[Dataset rows for apps and sites]
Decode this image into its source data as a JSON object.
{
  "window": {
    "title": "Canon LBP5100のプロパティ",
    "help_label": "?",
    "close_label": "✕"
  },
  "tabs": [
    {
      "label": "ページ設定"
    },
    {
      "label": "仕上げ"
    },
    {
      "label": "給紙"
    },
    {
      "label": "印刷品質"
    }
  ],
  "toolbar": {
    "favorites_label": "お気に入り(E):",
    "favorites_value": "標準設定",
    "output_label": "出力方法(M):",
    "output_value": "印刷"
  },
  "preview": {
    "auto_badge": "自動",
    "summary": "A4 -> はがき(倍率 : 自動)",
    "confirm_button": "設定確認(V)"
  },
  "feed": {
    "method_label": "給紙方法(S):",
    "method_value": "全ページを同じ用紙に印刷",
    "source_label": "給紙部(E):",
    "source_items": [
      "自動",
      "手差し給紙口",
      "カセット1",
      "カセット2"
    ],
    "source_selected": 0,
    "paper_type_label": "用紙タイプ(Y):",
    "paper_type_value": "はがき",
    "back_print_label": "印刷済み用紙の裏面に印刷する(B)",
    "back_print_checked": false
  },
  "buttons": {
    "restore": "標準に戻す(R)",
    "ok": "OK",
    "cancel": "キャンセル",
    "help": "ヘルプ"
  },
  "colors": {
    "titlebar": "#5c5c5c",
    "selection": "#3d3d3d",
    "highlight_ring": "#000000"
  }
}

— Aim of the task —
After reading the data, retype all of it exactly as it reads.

— Written response —
Decode this image into its source data as a JSON object.
{
  "window": {
    "title": "Canon LBP5100のプロパティ",
    "help_label": "?",
    "close_label": "✕"
  },
  "tabs": [
    {
      "label": "ページ設定"
    },
    {
      "label": "仕上げ"
    },
    {
      "label": "給紙"
    },
    {
      "label": "印刷品質"
    }
  ],
  "toolbar": {
    "favorites_label": "お気に入り(E):",
    "favorites_value": "標準設定",
    "output_label": "出力方法(M):",
    "output_value": "印刷"
  },
  "preview": {
    "auto_badge": "自動",
    "summary": "A4 -> はがき(倍率 : 自動)",
    "confirm_button": "設定確認(V)"
  },
  "feed": {
    "method_label": "給紙方法(S):",
    "method_value": "全ページを同じ用紙に印刷",
    "source_label": "給紙部(E):",
    "source_items": [
      "自動",
      "手差し給紙口",
      "カセット1",
      "カセット2"
    ],
    "source_selected": 0,
    "paper_type_label": "用紙タイプ(Y):",
    "paper_type_value": "はがき",
    "back_print_label": "印刷済み用紙の裏面に印刷する(B)",
    "back_print_checked": false
  },
  "buttons": {
    "restore": "標準に戻す(R)",
    "ok": "OK",
    "cancel": "キャンセル",
    "help": "ヘルプ"
  },
  "colors": {
    "titlebar": "#5c5c5c",
    "selection": "#3d3d3d",
    "highlight_ring": "#000000"
  }
}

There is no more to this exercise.